Sheer unavailability of the original ingredients are possible reasons for clever substitutions of course. I can understand how, if in the grip of severe nostalgia for the homeland, an emigrant or expatriate might try really hard to make mock sole en papillote out of a sow’s ear. I just cant quite appreciate how the resulting dish could ever be close enough to appease the longing.
I guess not too many of us are sufficiently nostalgic about tortoise flesh to feel the need to mimic it - but if we were, the following recipe might do a passable job of at least recreating the shape of the beast. Of course, a valid reason for mock food is sheer fun, and there is always the possibility that this dish might convince the kids to eat up their liver and bacon with relish.
From The Art of Cookery and Pastery Made Easy and Familiar, in upwards of two hundred different receipts and bills of fare, never before made public, by J.Skeat, Cook (1769), I give you a recipe for “Sham Tortoise.”
A sham tortoise is made of a calf’s liver. There is a small nut of liver that hangs to it, which serves for the head; the thickest part of the liver must be stuff’d with a good forcemeat, and the back larded with bacon. Have a tin that will hold it, with plenty of bacon fat; then was your tortoise over with egg, and send it to the oven. Be sure not to let it be set in when the oven is hot, and an hour will do it. The milt of the calf is to be stuffed also, and that is to serve for feet. When done, lay your tortoise in the dish, and a ragout sauce made high with it. Rub it all over with a glossee*.
*A ‘glossee’ is a glaze, or, in the words of the author ‘Strong gravy boil’d down to the consistence of treacle.’
Quotation for the Day.
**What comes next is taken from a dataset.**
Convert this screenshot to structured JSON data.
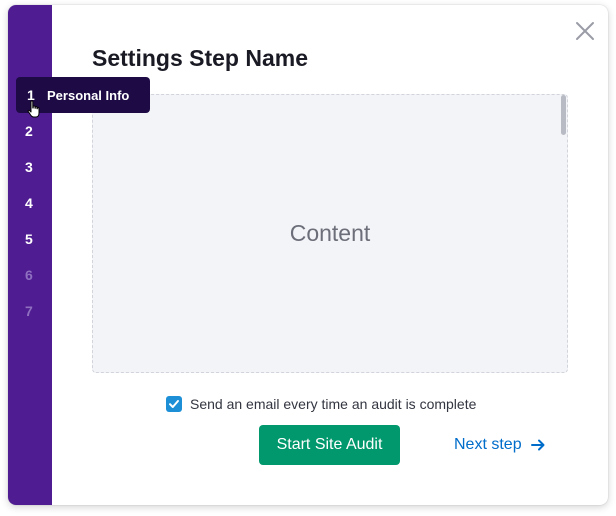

Our forefathers did without sugar until the 13th century, without coal fires until the 14th, without buttered bread until the 16th, without tea or soup until the 17th, without gas, matches or electricity until the 20th.
Anonymous (until I track it down!)